I am a regular customer of an international software company. They have a reputation for value for money products, one which I find well deserved. I am a subscriber to their email marketing list and buy two or three items every year. Where they fail is in the execution of their email marketing campaigns.
A few weeks ago I bought an item of software at a, according to them, never to be repeated price. I was pleased with it, especially when considering this never to be repeated price. Last week they decided I was to be a recipient of their latest email marketing campaign. Imagine my irritation when I found that it was for the same item of software but at a reduced price.
Five pounds is not a massive sum although it is a 14.2% reduction. Given the fact that I was pleased with the item at its original price I should be a happy customer. But I am not. I feel I am not valued, probably the worst thing that can happen to a subscriber.
The company made a number of mistakes, the first of which was to waste an email on someone whom they knew would not be interested in the offer. They can only send a certain number of emails before I will consider clicking the unsubscribe button. Once a week is their correct view. They must have another email marketing campaign I might have been interested in.
Secondly, they lied to me. The ‘never to be repeated price’ – whilst literally accurate – gives the impression of it never being cheaper; patently false. ‘Lowest price’ is subtly different and would not mislead.
Thirdly, I feel undervalued. It would appear that they cannot be bothered to check their email lists to see what items I have bought. I am just a number, or rather just an email address.
The most dangerous is the third one. The best thing to do in any email marketing campaign is make you subscribers believe that they have been picked specially for a specific offer.

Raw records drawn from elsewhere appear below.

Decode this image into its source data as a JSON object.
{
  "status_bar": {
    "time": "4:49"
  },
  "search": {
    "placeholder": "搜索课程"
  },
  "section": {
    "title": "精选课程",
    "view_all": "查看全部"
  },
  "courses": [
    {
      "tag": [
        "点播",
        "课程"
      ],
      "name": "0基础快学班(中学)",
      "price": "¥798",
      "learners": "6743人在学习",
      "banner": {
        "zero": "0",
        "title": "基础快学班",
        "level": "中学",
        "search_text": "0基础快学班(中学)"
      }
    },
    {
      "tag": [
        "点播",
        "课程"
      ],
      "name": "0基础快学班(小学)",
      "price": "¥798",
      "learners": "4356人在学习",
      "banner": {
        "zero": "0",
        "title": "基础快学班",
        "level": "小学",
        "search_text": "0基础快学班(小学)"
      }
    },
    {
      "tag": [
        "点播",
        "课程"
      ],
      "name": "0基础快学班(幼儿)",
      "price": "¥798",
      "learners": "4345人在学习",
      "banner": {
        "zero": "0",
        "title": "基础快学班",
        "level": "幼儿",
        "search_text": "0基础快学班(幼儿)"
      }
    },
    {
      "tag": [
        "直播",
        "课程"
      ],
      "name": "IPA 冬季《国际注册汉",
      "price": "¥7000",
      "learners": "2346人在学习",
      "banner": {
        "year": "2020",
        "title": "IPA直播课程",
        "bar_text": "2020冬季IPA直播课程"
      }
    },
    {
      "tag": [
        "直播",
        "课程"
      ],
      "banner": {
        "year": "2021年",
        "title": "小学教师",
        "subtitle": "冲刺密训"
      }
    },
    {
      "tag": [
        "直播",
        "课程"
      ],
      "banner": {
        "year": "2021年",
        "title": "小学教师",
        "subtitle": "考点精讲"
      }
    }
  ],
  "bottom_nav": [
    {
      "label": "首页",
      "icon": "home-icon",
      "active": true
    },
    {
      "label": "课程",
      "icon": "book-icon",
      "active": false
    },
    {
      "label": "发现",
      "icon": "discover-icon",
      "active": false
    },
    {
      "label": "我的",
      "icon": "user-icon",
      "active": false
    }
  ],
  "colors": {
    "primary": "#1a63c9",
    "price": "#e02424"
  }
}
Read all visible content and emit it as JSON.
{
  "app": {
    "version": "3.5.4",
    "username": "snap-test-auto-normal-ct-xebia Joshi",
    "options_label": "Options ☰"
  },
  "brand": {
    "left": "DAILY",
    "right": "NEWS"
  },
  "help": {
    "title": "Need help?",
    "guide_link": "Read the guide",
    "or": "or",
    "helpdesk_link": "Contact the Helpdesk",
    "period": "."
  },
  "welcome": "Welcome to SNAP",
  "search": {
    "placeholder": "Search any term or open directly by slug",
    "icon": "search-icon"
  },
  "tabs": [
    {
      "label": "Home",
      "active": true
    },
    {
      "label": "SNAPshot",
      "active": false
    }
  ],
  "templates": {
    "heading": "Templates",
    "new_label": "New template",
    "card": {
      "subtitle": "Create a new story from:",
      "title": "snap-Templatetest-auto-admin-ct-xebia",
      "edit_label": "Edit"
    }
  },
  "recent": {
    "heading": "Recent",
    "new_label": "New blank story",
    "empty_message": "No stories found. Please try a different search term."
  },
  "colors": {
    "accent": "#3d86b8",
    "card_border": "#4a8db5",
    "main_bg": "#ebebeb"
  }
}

I emailed the company with my irritation. They have awarded me a £10 credit voucher and an apology. So perhaps they have learnt their lesson.